In the records below, find each line with the word "Editable" and copy it.

_Record set_
——————————
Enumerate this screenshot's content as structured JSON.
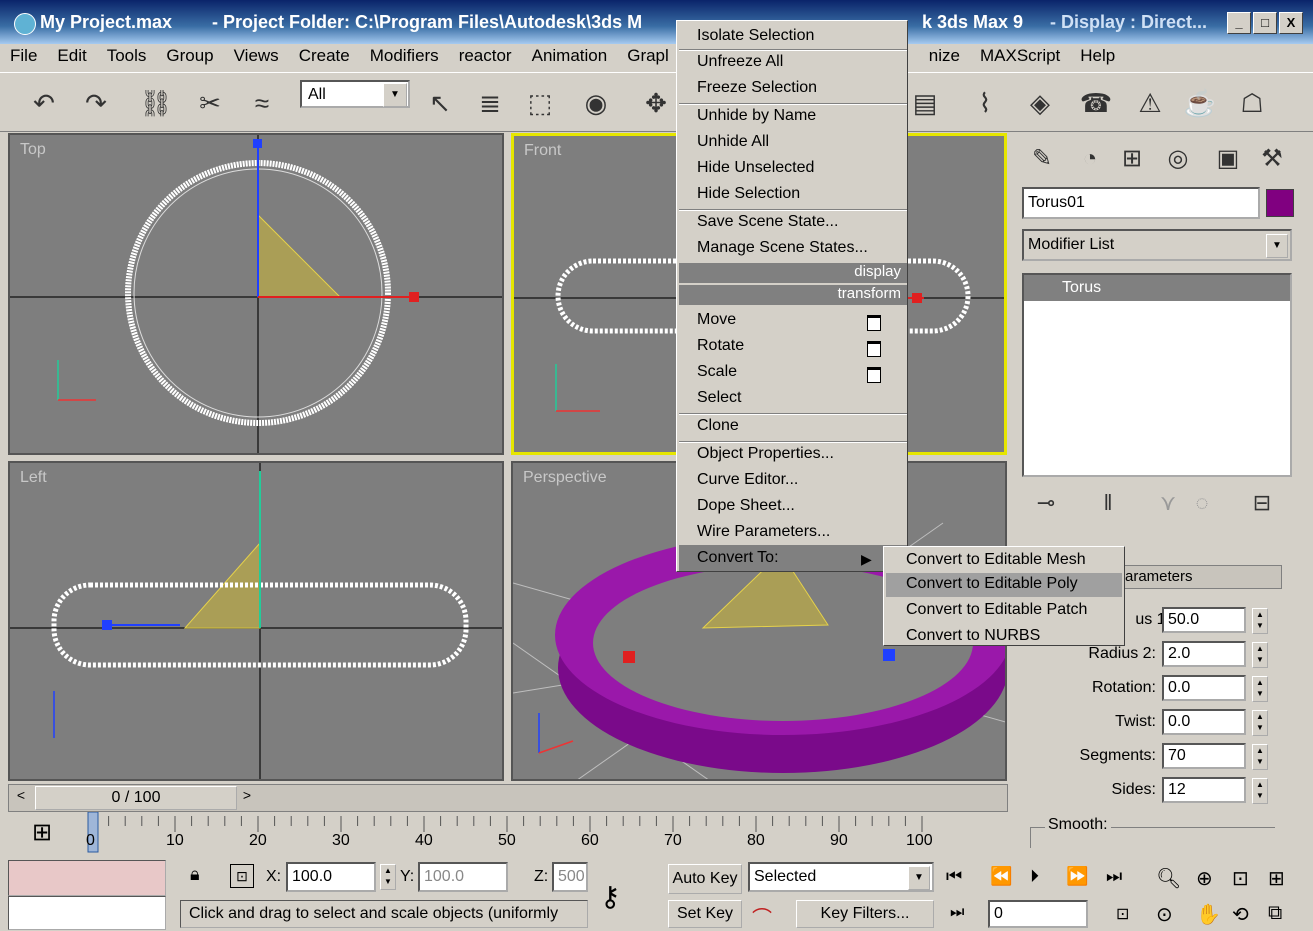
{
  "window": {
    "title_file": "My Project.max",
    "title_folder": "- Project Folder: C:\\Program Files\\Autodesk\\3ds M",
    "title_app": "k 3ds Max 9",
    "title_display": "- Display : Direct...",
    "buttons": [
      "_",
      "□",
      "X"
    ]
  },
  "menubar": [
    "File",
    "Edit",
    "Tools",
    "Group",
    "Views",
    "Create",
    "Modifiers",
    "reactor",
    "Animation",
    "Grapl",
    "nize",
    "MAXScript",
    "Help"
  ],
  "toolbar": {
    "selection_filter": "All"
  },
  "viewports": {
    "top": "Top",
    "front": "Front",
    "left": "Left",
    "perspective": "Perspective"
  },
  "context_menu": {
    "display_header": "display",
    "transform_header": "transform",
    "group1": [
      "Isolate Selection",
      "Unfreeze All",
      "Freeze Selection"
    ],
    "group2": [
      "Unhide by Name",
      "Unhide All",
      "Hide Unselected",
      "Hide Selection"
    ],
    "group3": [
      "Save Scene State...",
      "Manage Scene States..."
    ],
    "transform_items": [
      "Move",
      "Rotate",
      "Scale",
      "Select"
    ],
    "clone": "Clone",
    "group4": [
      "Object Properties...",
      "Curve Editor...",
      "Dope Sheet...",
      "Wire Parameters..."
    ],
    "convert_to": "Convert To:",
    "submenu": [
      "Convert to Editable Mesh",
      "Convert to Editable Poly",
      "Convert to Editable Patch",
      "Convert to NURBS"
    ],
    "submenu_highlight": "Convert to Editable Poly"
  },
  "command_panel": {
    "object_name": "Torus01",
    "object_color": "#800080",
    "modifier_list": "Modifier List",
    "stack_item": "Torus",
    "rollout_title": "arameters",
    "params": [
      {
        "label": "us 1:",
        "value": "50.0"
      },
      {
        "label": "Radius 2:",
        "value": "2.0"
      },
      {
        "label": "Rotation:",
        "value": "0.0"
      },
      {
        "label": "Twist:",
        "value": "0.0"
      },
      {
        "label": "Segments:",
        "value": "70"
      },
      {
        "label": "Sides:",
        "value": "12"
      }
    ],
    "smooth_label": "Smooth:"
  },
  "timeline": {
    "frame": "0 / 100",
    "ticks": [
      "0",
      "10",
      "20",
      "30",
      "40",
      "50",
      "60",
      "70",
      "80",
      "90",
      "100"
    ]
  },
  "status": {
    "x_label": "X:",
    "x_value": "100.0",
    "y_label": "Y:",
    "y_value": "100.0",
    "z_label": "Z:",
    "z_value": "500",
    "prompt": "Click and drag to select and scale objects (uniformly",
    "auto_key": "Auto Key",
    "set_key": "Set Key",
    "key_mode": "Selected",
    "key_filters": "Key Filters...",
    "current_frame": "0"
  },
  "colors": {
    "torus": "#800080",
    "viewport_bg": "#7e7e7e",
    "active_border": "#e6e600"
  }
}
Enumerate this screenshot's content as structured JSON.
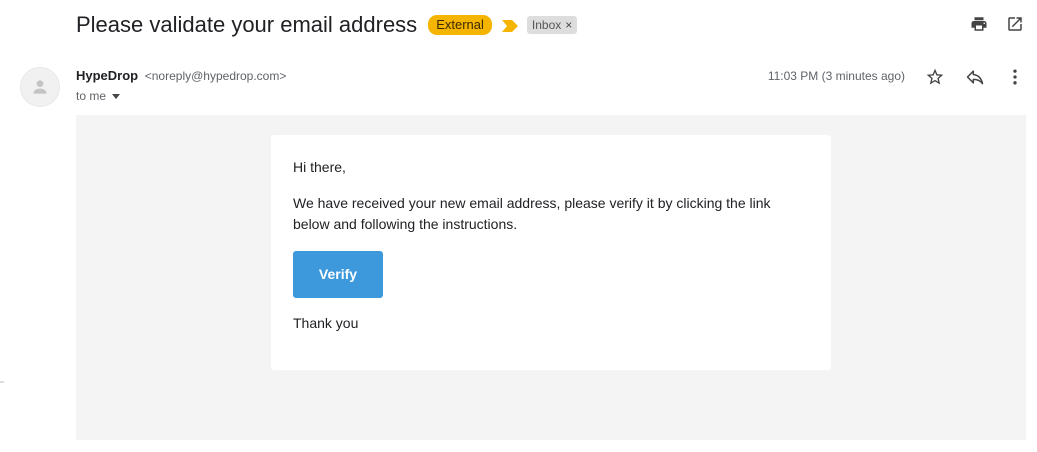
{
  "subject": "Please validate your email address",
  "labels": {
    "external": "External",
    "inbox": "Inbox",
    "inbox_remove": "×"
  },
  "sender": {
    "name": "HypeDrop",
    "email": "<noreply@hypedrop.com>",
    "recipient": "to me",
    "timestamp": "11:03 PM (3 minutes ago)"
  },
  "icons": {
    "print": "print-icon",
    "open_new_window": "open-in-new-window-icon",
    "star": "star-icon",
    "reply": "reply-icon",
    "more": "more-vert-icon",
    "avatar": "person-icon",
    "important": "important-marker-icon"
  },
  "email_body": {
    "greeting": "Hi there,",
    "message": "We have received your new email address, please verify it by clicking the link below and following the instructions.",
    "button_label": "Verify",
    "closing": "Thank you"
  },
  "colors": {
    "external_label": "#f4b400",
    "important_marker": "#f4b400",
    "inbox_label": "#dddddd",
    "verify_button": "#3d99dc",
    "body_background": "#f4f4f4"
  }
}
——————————
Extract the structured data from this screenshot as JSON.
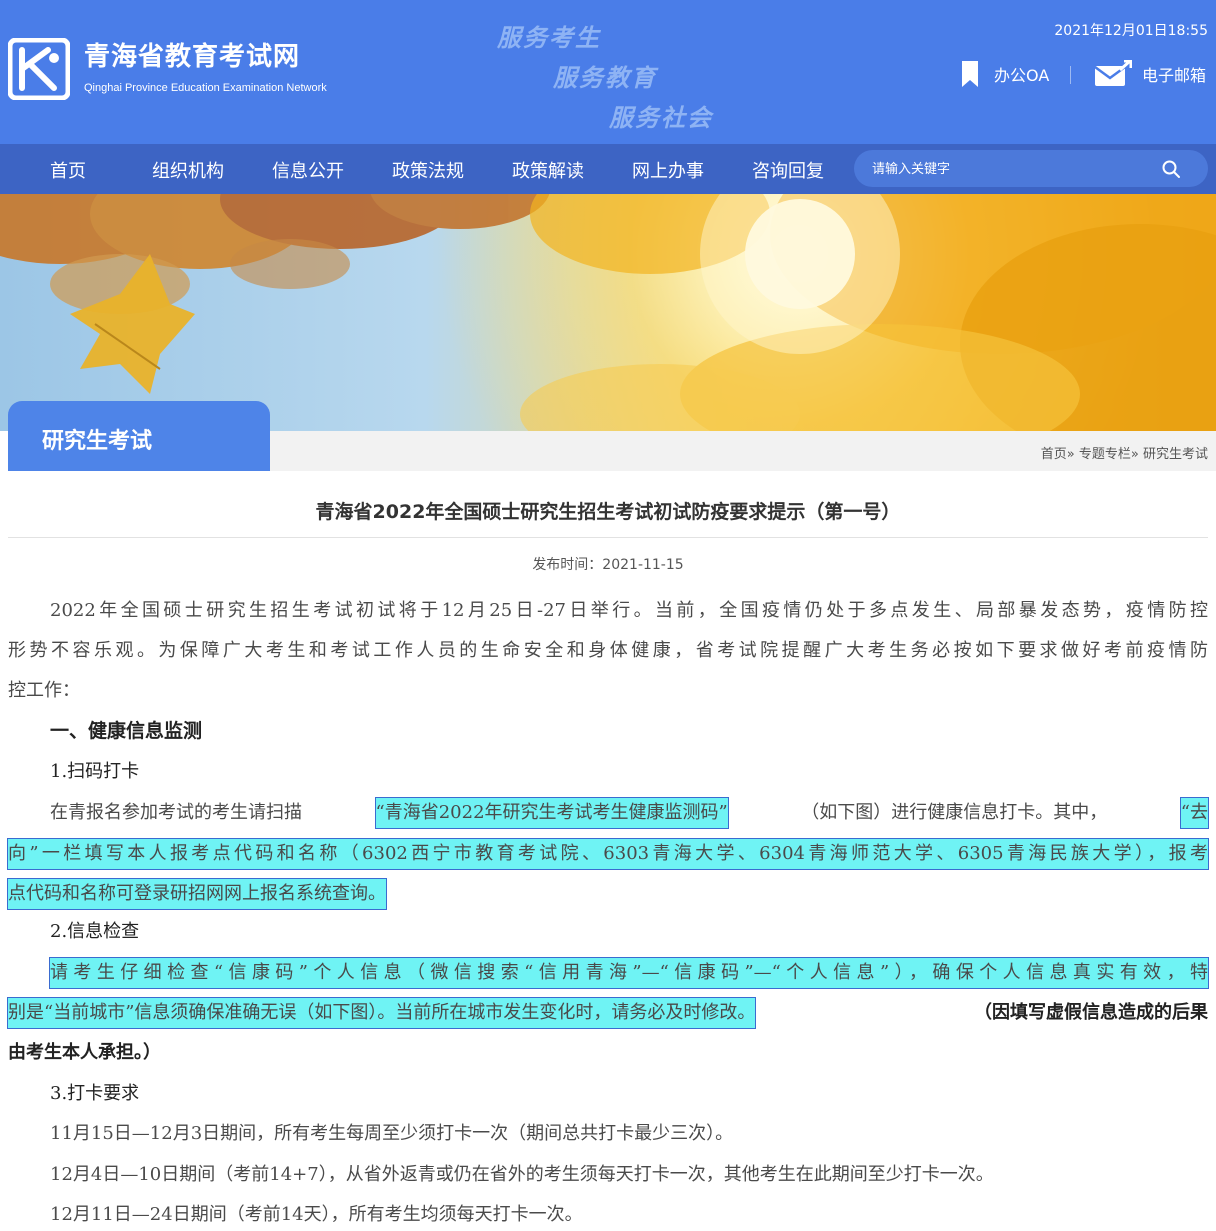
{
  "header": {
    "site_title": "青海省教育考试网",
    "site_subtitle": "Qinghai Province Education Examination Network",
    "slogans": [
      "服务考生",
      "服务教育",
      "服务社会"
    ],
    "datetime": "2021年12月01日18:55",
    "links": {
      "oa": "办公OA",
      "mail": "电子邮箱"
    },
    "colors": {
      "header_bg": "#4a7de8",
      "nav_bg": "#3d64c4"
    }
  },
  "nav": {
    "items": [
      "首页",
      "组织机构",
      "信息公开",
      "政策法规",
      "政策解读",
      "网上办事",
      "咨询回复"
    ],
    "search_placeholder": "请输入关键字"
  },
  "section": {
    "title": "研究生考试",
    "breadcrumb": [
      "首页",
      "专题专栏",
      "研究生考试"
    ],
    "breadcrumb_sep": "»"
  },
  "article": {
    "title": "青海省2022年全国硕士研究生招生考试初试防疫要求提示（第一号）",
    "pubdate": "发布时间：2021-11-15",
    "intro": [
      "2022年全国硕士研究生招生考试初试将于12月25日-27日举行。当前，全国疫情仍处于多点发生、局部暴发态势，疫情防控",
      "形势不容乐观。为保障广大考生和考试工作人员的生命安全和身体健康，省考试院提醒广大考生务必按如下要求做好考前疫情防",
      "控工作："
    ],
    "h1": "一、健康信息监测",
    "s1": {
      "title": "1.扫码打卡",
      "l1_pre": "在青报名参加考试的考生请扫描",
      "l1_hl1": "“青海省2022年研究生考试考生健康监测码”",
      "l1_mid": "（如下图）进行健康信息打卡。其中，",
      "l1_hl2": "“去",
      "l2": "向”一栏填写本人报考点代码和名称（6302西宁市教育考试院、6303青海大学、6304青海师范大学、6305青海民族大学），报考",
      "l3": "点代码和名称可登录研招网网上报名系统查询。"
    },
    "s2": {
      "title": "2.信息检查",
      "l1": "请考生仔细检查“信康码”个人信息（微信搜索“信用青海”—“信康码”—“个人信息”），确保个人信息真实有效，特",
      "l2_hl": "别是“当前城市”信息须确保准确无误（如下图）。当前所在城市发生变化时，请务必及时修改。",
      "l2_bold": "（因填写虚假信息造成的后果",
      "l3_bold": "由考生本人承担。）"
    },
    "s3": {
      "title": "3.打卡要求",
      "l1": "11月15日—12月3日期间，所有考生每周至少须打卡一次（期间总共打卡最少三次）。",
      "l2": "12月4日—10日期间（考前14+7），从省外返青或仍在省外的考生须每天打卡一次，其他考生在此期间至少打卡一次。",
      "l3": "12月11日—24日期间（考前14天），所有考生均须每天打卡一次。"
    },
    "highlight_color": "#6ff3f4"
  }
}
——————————
_Response for this exercise_
      "Convert to Editable Mesh",
      "Convert to Editable Poly",
      "Convert to Editable Patch",
    "submenu_highlight": "Convert to Editable Poly"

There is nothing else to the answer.